float luma = dot( float3(0.2126, 0.7152, 0.0722), pixel_color);

Which is essentially projecting the color onto a ‘luminance vector’ dominated by green (numbers derived from this) You could use the same trick to identify ‘warm’ colors by dotting against a warm rgb value like (.707, .707, 0) - high dot values will be warm and low dot values will be cool. It takes some meditation to really grok what’s going on (try parsing what’s happening in this example!) but dots can be a very handy trick for navigating color space as well as 3-d space.
Shader writers have one more sneaky use for dots - they can be a cheap substitute for selection functions. Shader authors often have to pack data into vectors for efficiency, but accessing one component of a vector would need an expensive if-then branch in theshader. Dots, however, can let you pick one component out of your vector without using branches. Since the dot of any vector composed of all zeros is of course zero. If one component is a one and the rest are zeros, the result will be the corresponding component of the other vector. Thus:

float3 y = float3(0,1,0);  
float3 x = float3(1,0,0);  
float3 val = float3(.5, .866, 0);  
// dot(x,val) == val.x = .5;  
// dot(y,val) == val.y = .866;

This is more compiler friendly than inserting a branch into the shader code to conditionally pick one component or another. I’ve found it especially useful in Unity, where ShaderLab limits your ability to pass custom data types to shaders and it’s often necessary to pack data into vectors or matrices just to get it from the game to the shader.


It’s easy to see who the kinds of tricks we’ve already laid out for shaders and rigging generalize for tool writing. The dot of a surface normal and a vector is a great proxy for whether or not the a surface is facing something, dots are great for analyzing geometry. For example, A tree-and-rock scattering script can dot the normal of a terrain against gravity to figure out which slopes are too steep for trees, or which areas are bottomland where there ought to be lots of bushes. A terrain editing tool could against a sun vector to identify exposed areas where the grass is yellowed and shady spots where it’s lush and green.

As with rigging , the dot also provides a way to check relative orientations. For example, you might need to know if an object has been where another object can ‘see’ it. If you dot a reference vector - such the object’s local X or Z axs - against the vector to a target, you can figure out if the target is ‘ahead’ or ‘behind’ the reference object. For example this function would tell you if the target was within some angle of the forward axis of the observer:

def target_visible(reference, target, cone-angle = .5_):  
    """Is target within <coneangle> when viewed on references' local Z axis?"""  
    reference-vector =  cmds.getAttr(reference + ".worldMatrix")[8:11]  
    target_pos = cmds.xform(target, q=True, t=True, ws=True)  
    reference-pos = cmds.xform(reference, q=True, t=True, ws=True)  
    target-vector = (Vector3(*target-pos) - Vector3(* reference-pos))  
    return, reference-vector.normalized()) <= cone-angle
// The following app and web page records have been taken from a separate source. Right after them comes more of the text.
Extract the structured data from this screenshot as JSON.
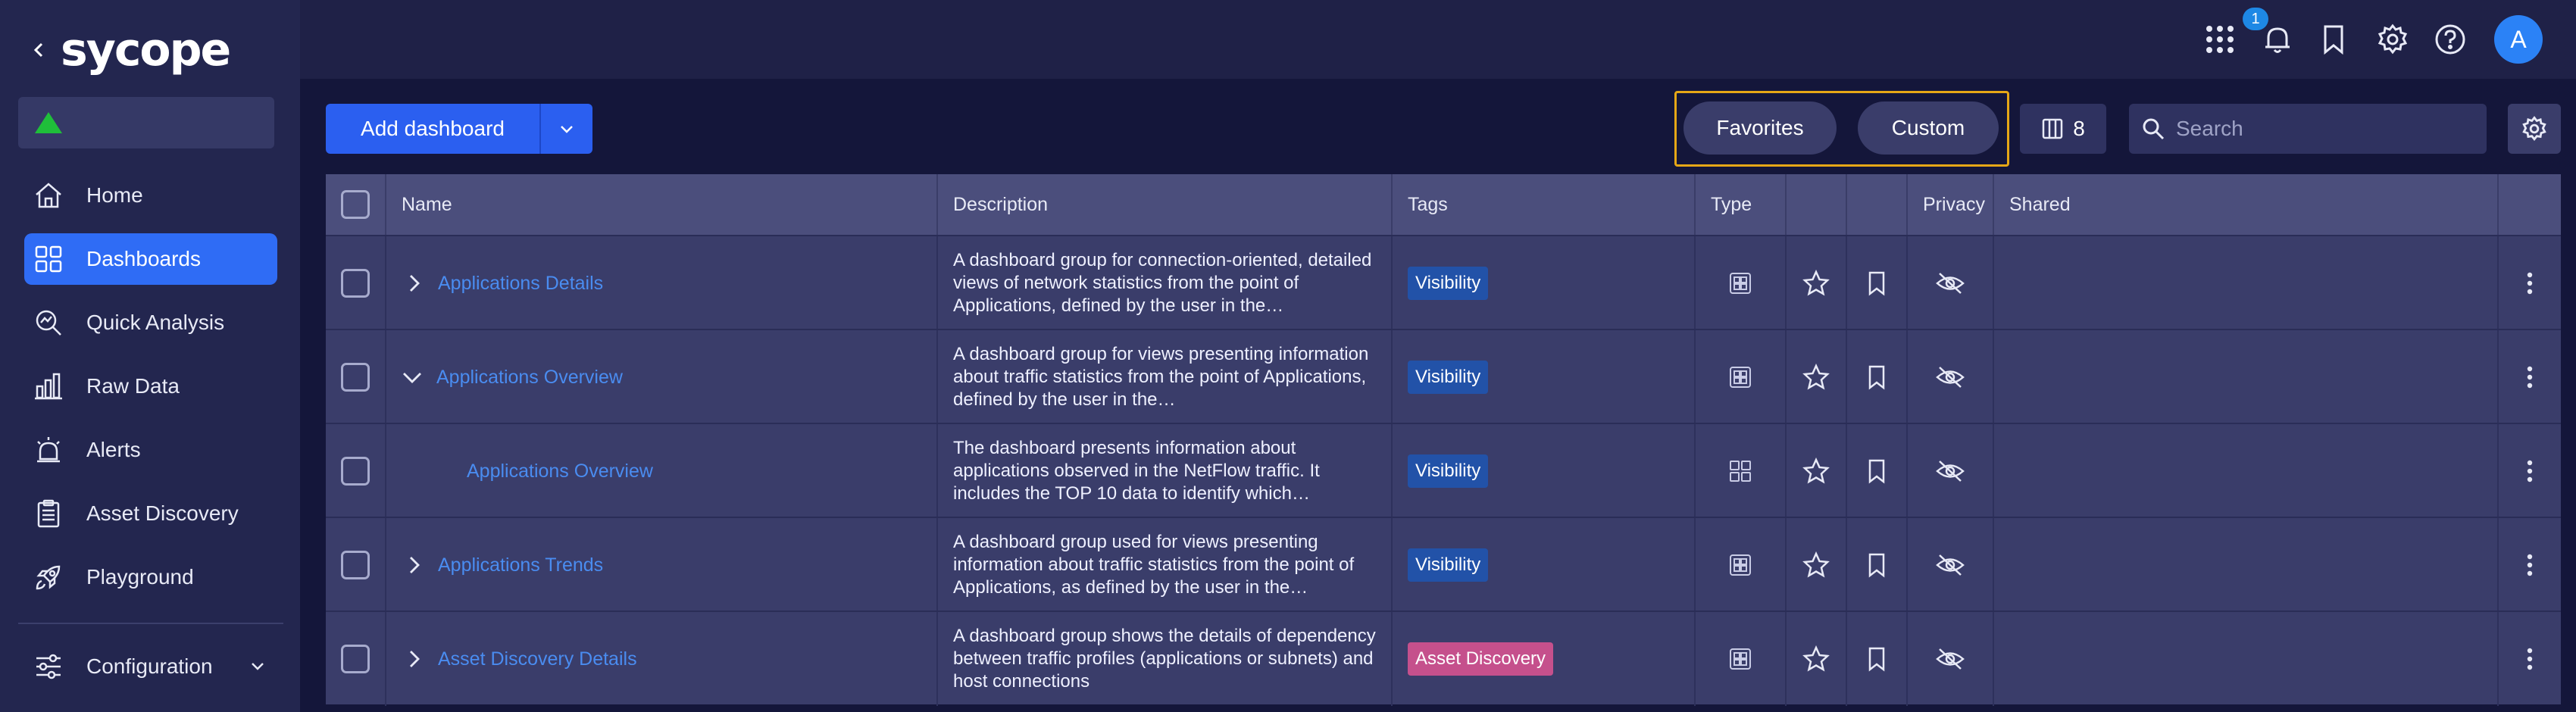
{
  "app": {
    "logo_text": "sycope"
  },
  "sidebar": {
    "items": [
      {
        "label": "Home",
        "icon": "home-icon"
      },
      {
        "label": "Dashboards",
        "icon": "dashboards-icon",
        "active": true
      },
      {
        "label": "Quick Analysis",
        "icon": "quick-analysis-icon"
      },
      {
        "label": "Raw Data",
        "icon": "bar-chart-icon"
      },
      {
        "label": "Alerts",
        "icon": "alarm-icon"
      },
      {
        "label": "Asset Discovery",
        "icon": "clipboard-icon"
      },
      {
        "label": "Playground",
        "icon": "rocket-icon"
      }
    ],
    "configuration_label": "Configuration"
  },
  "topbar": {
    "notification_count": "1",
    "avatar_letter": "A"
  },
  "toolbar": {
    "add_dashboard_label": "Add dashboard",
    "favorites_label": "Favorites",
    "custom_label": "Custom",
    "column_count": "8",
    "search_placeholder": "Search"
  },
  "table": {
    "columns": [
      "Name",
      "Description",
      "Tags",
      "Type",
      "Privacy",
      "Shared"
    ],
    "rows": [
      {
        "expander": "collapsed",
        "name": "Applications Details",
        "description": "A dashboard group for connection-oriented, detailed views of network statistics from the point of Applications, defined by the user in the…",
        "tag": "Visibility",
        "tag_color": "#2252a8",
        "type_icon": "dashboard-group-icon"
      },
      {
        "expander": "expanded",
        "name": "Applications Overview",
        "description": "A dashboard group for views presenting information about traffic statistics from the point of Applications, defined by the user in the…",
        "tag": "Visibility",
        "tag_color": "#2252a8",
        "type_icon": "dashboard-group-icon"
      },
      {
        "expander": "none",
        "name": "Applications Overview",
        "description": "The dashboard presents information about applications observed in the NetFlow traffic. It includes the TOP 10 data to identify which…",
        "tag": "Visibility",
        "tag_color": "#2252a8",
        "type_icon": "dashboard-icon"
      },
      {
        "expander": "collapsed",
        "name": "Applications Trends",
        "description": "A dashboard group used for views presenting information about traffic statistics from the point of Applications, as defined by the user in the…",
        "tag": "Visibility",
        "tag_color": "#2252a8",
        "type_icon": "dashboard-group-icon"
      },
      {
        "expander": "collapsed",
        "name": "Asset Discovery Details",
        "description": "A dashboard group shows the details of dependency between traffic profiles (applications or subnets) and host connections",
        "tag": "Asset Discovery",
        "tag_color": "#c5508c",
        "type_icon": "dashboard-group-icon"
      }
    ]
  },
  "colors": {
    "accent": "#2f6cf5",
    "highlight_border": "#e6a716",
    "status_ok": "#1fbf3a"
  }
}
You could restrict that to one or two axes using the same trick in the rigging example, or use the full cone angle as done here.

As an aside, this brings up the issue of converting between dots and angles. Since the geometric dot product (as always, assuming you’ve got normalized vectors) is a cosine, you can convert it to an angle by using the arc-cosine function (acos in Python and most other languages) like so:

cosine =, b)  
angle_in_radians = math.acos(cosine)  
angle_in_degrees = math.degrees(angle_in_radians)

The projective function of dots is also useful in tools. For example, you can use a dot to clamp a line to the position of the mouse, even if the line is constrained so that the mouse doesn’t physically rest on the line:

line_vector = Vector2(.707, .707)  # a 45 degree line  
line_origin = Vector2(200, 200)    # start drawing at pixel (200,200)  
while (mouse.down()):  
    line_end = Vector2(*mouse.position) - line_origin, line_vector)  
    draw_line (line_origin, line_origin + line_end)

Further reading

If this one whetted your appetite and you need to know more, here’s a few links I found handy while reading up:

I’ll be back on the math trail again as soon as I emerge from my mythical tryptophan coma.

Posts in this series